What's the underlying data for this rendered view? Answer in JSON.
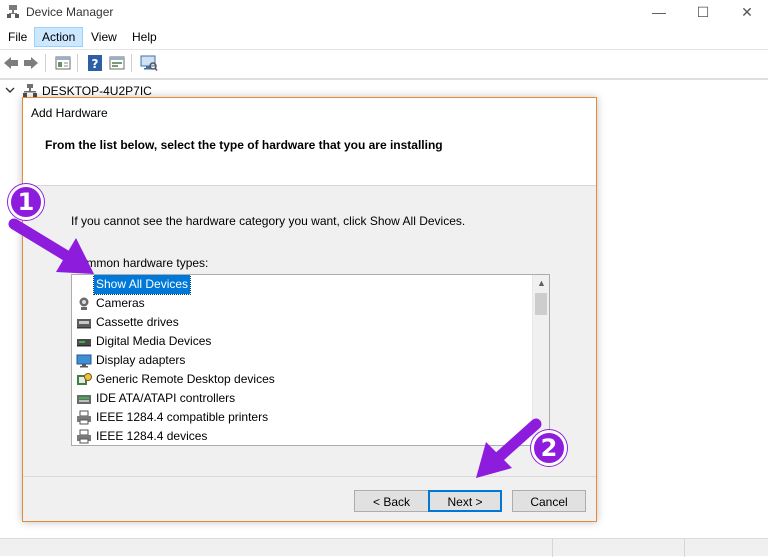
{
  "window": {
    "title": "Device Manager",
    "controls": {
      "minimize": "—",
      "maximize": "☐",
      "close": "✕"
    }
  },
  "menu": [
    "File",
    "Action",
    "View",
    "Help"
  ],
  "toolbar": {
    "buttons": [
      "back-arrow-icon",
      "forward-arrow-icon",
      "properties-icon",
      "help-icon",
      "update-driver-icon",
      "scan-hardware-icon"
    ]
  },
  "tree": {
    "computer_name": "DESKTOP-4U2P7IC"
  },
  "dialog": {
    "title": "Add Hardware",
    "header": "From the list below, select the type of hardware that you are installing",
    "instruction": "If you cannot see the hardware category you want, click Show All Devices.",
    "list_label": "Common hardware types:",
    "items": [
      {
        "label": "Show All Devices",
        "icon": "none",
        "selected": true
      },
      {
        "label": "Cameras",
        "icon": "camera-icon",
        "selected": false
      },
      {
        "label": "Cassette drives",
        "icon": "cassette-drive-icon",
        "selected": false
      },
      {
        "label": "Digital Media Devices",
        "icon": "media-device-icon",
        "selected": false
      },
      {
        "label": "Display adapters",
        "icon": "monitor-icon",
        "selected": false
      },
      {
        "label": "Generic Remote Desktop devices",
        "icon": "remote-desktop-icon",
        "selected": false
      },
      {
        "label": "IDE ATA/ATAPI controllers",
        "icon": "ide-controller-icon",
        "selected": false
      },
      {
        "label": "IEEE 1284.4 compatible printers",
        "icon": "printer-icon",
        "selected": false
      },
      {
        "label": "IEEE 1284.4 devices",
        "icon": "printer-icon",
        "selected": false
      }
    ],
    "buttons": {
      "back": "< Back",
      "next": "Next >",
      "cancel": "Cancel"
    }
  },
  "annotations": {
    "step1": "1",
    "step2": "2",
    "color": "#8e1cdc"
  }
}
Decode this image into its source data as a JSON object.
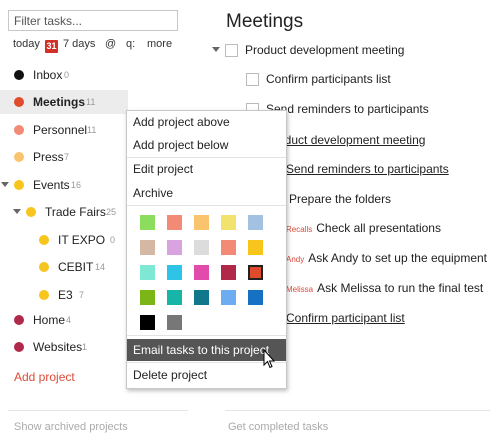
{
  "filter": {
    "placeholder": "Filter tasks..."
  },
  "quick_links": {
    "today": "today",
    "today_badge": "31",
    "next7": "7 days",
    "at": "@",
    "q": "q:",
    "more": "more"
  },
  "projects": [
    {
      "name": "Inbox",
      "count": "0",
      "color": "#111111"
    },
    {
      "name": "Meetings",
      "count": "11",
      "color": "#e04b2d"
    },
    {
      "name": "Personnel",
      "count": "11",
      "color": "#f28a76"
    },
    {
      "name": "Press",
      "count": "7",
      "color": "#fac36e"
    },
    {
      "name": "Events",
      "count": "16",
      "color": "#f7c51b"
    },
    {
      "name": "Trade Fairs",
      "count": "25",
      "color": "#f7c51b"
    },
    {
      "name": "IT EXPO",
      "count": "0",
      "color": "#f7c51b"
    },
    {
      "name": "CEBIT",
      "count": "14",
      "color": "#f7c51b"
    },
    {
      "name": "E3",
      "count": "7",
      "color": "#f7c51b"
    },
    {
      "name": "Home",
      "count": "4",
      "color": "#b1294a"
    },
    {
      "name": "Websites",
      "count": "1",
      "color": "#b1294a"
    }
  ],
  "add_project": "Add project",
  "show_archived": "Show archived projects",
  "main": {
    "title": "Meetings",
    "tasks": [
      {
        "text": "Product development meeting",
        "tag": ""
      },
      {
        "text": "Confirm participants list",
        "tag": ""
      },
      {
        "text": "Send reminders to participants",
        "tag": ""
      },
      {
        "text": "Product development meeting",
        "tag": ""
      },
      {
        "text": "Send reminders to participants",
        "tag": ""
      },
      {
        "text": "Prepare the folders",
        "tag": ""
      },
      {
        "text": "Check all presentations",
        "tag": "Recalls"
      },
      {
        "text": "Ask Andy to set up the equipment",
        "tag": "Andy"
      },
      {
        "text": "Ask Melissa to run the final test",
        "tag": "Melissa"
      },
      {
        "text": "Confirm participant list",
        "tag": ""
      }
    ],
    "get_completed": "Get completed tasks"
  },
  "menu": {
    "add_above": "Add project above",
    "add_below": "Add project below",
    "edit": "Edit project",
    "archive": "Archive",
    "email": "Email tasks to this project",
    "delete": "Delete project",
    "colors": [
      "#8cdd5e",
      "#f28a76",
      "#fac36e",
      "#f2e36e",
      "#a3c1e0",
      "#d4b8a3",
      "#d9a3e0",
      "#dcdcdc",
      "#f28a76",
      "#f7c51b",
      "#7ee8d4",
      "#2ec4e8",
      "#e04bac",
      "#b1294a",
      "#e04b2d",
      "#7cb516",
      "#16b5a8",
      "#10788a",
      "#6eacf2",
      "#1670c4",
      "#000000",
      "#777777"
    ],
    "selected_color": "#e04b2d"
  }
}
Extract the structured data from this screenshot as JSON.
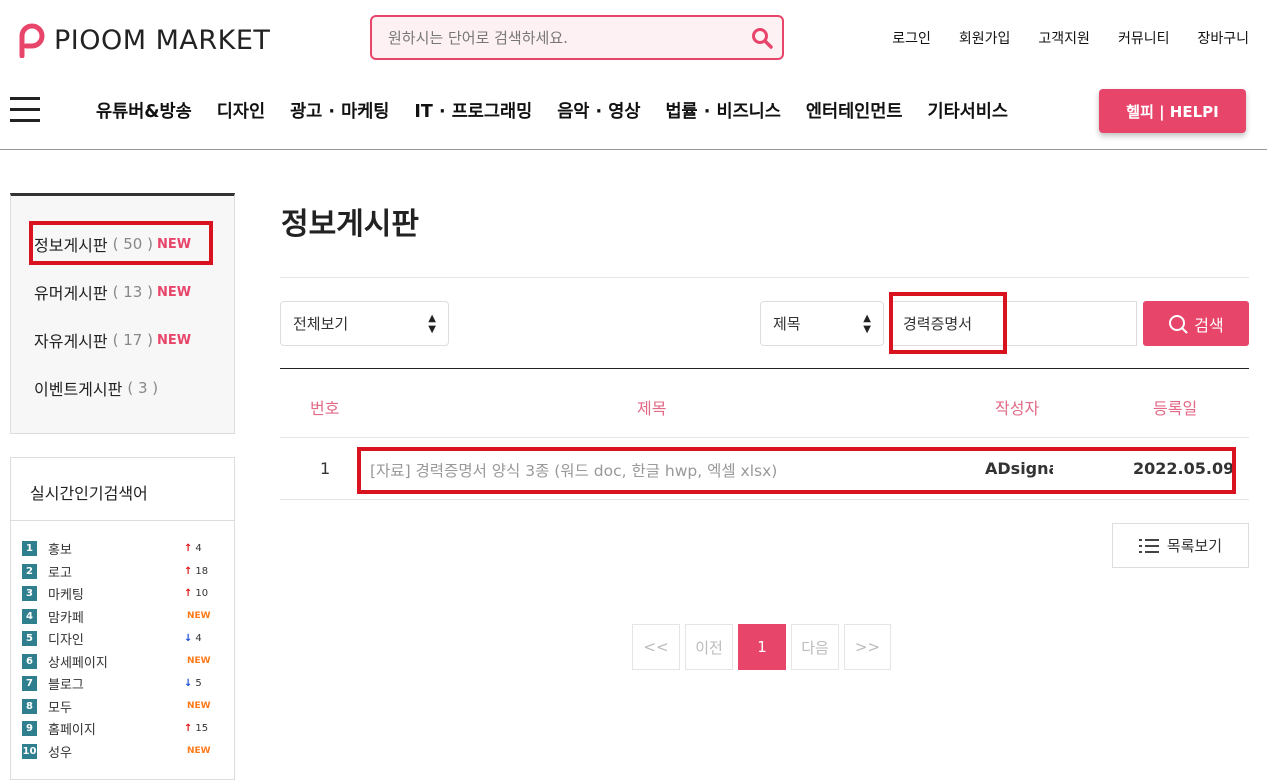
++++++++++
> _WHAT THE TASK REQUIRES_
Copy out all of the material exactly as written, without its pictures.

> _REPLY TO THE TASK_
What's the underlying data for this rendered view? Answer in JSON.
{
  "window": {
    "title": "Device Manager",
    "controls": {
      "minimize": "—",
      "maximize": "☐",
      "close": "✕"
    }
  },
  "menu": [
    "File",
    "Action",
    "View",
    "Help"
  ],
  "toolbar": {
    "buttons": [
      "back-arrow-icon",
      "forward-arrow-icon",
      "properties-icon",
      "help-icon",
      "update-driver-icon",
      "scan-hardware-icon"
    ]
  },
  "tree": {
    "computer_name": "DESKTOP-4U2P7IC"
  },
  "dialog": {
    "title": "Add Hardware",
    "header": "From the list below, select the type of hardware that you are installing",
    "instruction": "If you cannot see the hardware category you want, click Show All Devices.",
    "list_label": "Common hardware types:",
    "items": [
      {
        "label": "Show All Devices",
        "icon": "none",
        "selected": true
      },
      {
        "label": "Cameras",
        "icon": "camera-icon",
        "selected": false
      },
      {
        "label": "Cassette drives",
        "icon": "cassette-drive-icon",
        "selected": false
      },
      {
        "label": "Digital Media Devices",
        "icon": "media-device-icon",
        "selected": false
      },
      {
        "label": "Display adapters",
        "icon": "monitor-icon",
        "selected": false
      },
      {
        "label": "Generic Remote Desktop devices",
        "icon": "remote-desktop-icon",
        "selected": false
      },
      {
        "label": "IDE ATA/ATAPI controllers",
        "icon": "ide-controller-icon",
        "selected": false
      },
      {
        "label": "IEEE 1284.4 compatible printers",
        "icon": "printer-icon",
        "selected": false
      },
      {
        "label": "IEEE 1284.4 devices",
        "icon": "printer-icon",
        "selected": false
      }
    ],
    "buttons": {
      "back": "< Back",
      "next": "Next >",
      "cancel": "Cancel"
    }
  },
  "annotations": {
    "step1": "1",
    "step2": "2",
    "color": "#8e1cdc"
  }
}
Decode this image into its source data as a JSON object.
{
  "filter": {
    "placeholder": "Filter tasks..."
  },
  "quick_links": {
    "today": "today",
    "today_badge": "31",
    "next7": "7 days",
    "at": "@",
    "q": "q:",
    "more": "more"
  },
  "projects": [
    {
      "name": "Inbox",
      "count": "0",
      "color": "#111111"
    },
    {
      "name": "Meetings",
      "count": "11",
      "color": "#e04b2d"
    },
    {
      "name": "Personnel",
      "count": "11",
      "color": "#f28a76"
    },
    {
      "name": "Press",
      "count": "7",
      "color": "#fac36e"
    },
    {
      "name": "Events",
      "count": "16",
      "color": "#f7c51b"
    },
    {
      "name": "Trade Fairs",
      "count": "25",
      "color": "#f7c51b"
    },
    {
      "name": "IT EXPO",
      "count": "0",
      "color": "#f7c51b"
    },
    {
      "name": "CEBIT",
      "count": "14",
      "color": "#f7c51b"
    },
    {
      "name": "E3",
      "count": "7",
      "color": "#f7c51b"
    },
    {
      "name": "Home",
      "count": "4",
      "color": "#b1294a"
    },
    {
      "name": "Websites",
      "count": "1",
      "color": "#b1294a"
    }
  ],
  "add_project": "Add project",
  "show_archived": "Show archived projects",
  "main": {
    "title": "Meetings",
    "tasks": [
      {
        "text": "Product development meeting",
        "tag": ""
      },
      {
        "text": "Confirm participants list",
        "tag": ""
      },
      {
        "text": "Send reminders to participants",
        "tag": ""
      },
      {
        "text": "Product development meeting",
        "tag": ""
      },
      {
        "text": "Send reminders to participants",
        "tag": ""
      },
      {
        "text": "Prepare the folders",
        "tag": ""
      },
      {
        "text": "Check all presentations",
        "tag": "Recalls"
      },
      {
        "text": "Ask Andy to set up the equipment",
        "tag": "Andy"
      },
      {
        "text": "Ask Melissa to run the final test",
        "tag": "Melissa"
      },
      {
        "text": "Confirm participant list",
        "tag": ""
      }
    ],
    "get_completed": "Get completed tasks"
  },
  "menu": {
    "add_above": "Add project above",
    "add_below": "Add project below",
    "edit": "Edit project",
    "archive": "Archive",
    "email": "Email tasks to this project",
    "delete": "Delete project",
    "colors": [
      "#8cdd5e",
      "#f28a76",
      "#fac36e",
      "#f2e36e",
      "#a3c1e0",
      "#d4b8a3",
      "#d9a3e0",
      "#dcdcdc",
      "#f28a76",
      "#f7c51b",
      "#7ee8d4",
      "#2ec4e8",
      "#e04bac",
      "#b1294a",
      "#e04b2d",
      "#7cb516",
      "#16b5a8",
      "#10788a",
      "#6eacf2",
      "#1670c4",
      "#000000",
      "#777777"
    ],
    "selected_color": "#e04b2d"
  }
}
Extract the structured data from this screenshot as JSON.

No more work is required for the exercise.